And thus we are brought to this third presentation, Shaw’s fifth act, subtitled “As Far As Thought Can Reach.” Set in the year 31,920 AD, it gives us a look at the consequences of an uber-mature society populated by multi-centenarians who can only die from injury. We meet a cohort of full-grown ‘children’ in the first years of their long life (Brit Herring, Lynn Steinmetz, Michael Avolio, Malinda Kathleen Reese, and Frank Britton). They are tended by the ‘ancients’ (Laura Giannarelli and Vincent Clark), who mostly spend their long years wandering the wilderness, alone and without any obvious purpose. These ancients scorn the pursuits of the young, the kind of activities we take for granted as the very stuff of life: art, music, love, sex, education.
The plot, such as it is, only consists of a couple of episodes: a young person realizing they are ready to leave behind their childhood and live like an ancient, a ‘newborn’ adult hatching from an egg, and a scientist named Pygmalion (Britton) re-creating two primitive humans (Steinmetz and Conrad Feininger) in a lab. These all provide Shaw with the opportunity to delve deeply into the ultimate questions of life, the universe, and everything.
As compared to the previous two installments, this one is drier and less willfully absurd. The situations presented are no less silly on the surface than the first part’s wacky politicians or the second part’s British stereotypes. However, something of the satirical edge is now missing, as the themes veer into territory somewhere between Buddhism, existentialism, and nihilism. The stage-essays are enlivened by the cast as much as possible – Britton and Giannarelli in particular deserve credit for bringing a sense of character to their spoken treatises. But the result is still less weirdly enthralling than the previous episodes.
Want to go?
Back to Methuselah, Part 3
closes April 16, 2017
Details and tickets
This is disappointing – anyone who didn’t see the previous parts might feel disinclined to jump in now. No knowledge of the previous plots is necessary – a video refresher is at the start of the show – and the idea of a future world of undying people is interesting enough without knowing how we arrived there. That said, anyone considering seeing this production might be well-served, time permitting, in first catching the Guild’s staged readings of part 1 and part 2, on March 29 and April 5, respectively.

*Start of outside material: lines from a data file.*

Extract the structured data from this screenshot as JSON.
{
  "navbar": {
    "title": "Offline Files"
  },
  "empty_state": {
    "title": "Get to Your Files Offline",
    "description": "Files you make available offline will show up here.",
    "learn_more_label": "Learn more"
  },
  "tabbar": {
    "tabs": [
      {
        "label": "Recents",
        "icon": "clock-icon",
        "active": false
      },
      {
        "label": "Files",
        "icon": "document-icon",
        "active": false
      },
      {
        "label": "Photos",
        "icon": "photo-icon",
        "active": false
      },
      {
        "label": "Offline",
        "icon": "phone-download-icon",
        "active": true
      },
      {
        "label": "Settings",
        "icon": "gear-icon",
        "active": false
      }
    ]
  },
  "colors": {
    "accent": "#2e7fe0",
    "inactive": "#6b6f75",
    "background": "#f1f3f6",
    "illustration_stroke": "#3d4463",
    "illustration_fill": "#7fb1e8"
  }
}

The questions put forth here, of leadership and the best way to get the human race to grow up already, are terribly relevant in our political climate. The company’s clean and delicately-designed production intelligently avoids easy answers. It merely gives us piles and piles of considerations. It’s like being presented a table full of raw ingredients, and left to make the meals that we choose from it step by careful step. If everything else in our theatrical and entertainment landscape tends towards prepared desserts and spicy, flashy gourmet platters, this is as far away from that – as slow and as demanding – as one can get.
Given how infrequently this science-fiction epic is performed, this might well be the only chance in your own limited lifetime to see it onstage. At the very least, given the rate at which technology is advancing it may be your last chance to see it performed while it still qualifies as science-fiction.
Back to Methuselah, Part 3 by George Bernard Shaw . Directed by Bill Largess . Featuring Michael Avolio, Frank Britton, Vincent Clark, Madeleine Farrington, Conrad Feininger, Laura Giannarelli, Brit Herring, Malinda Kathleen Reese, Lynn Steinmetz . Stage Manager: Arthur Nordlie . Lighting Design: Marianne Meadows . Set Design: Shirong Gu . Costume Design: Stacey Thomann Hamilton . Sound Design: Frank DiSalvo, Jr . Choreography: Annaliese Neaman . Production Assistant: Daniel Debner . Egg Design: Joe Largess . Reviewed by Brett Steven Abelman.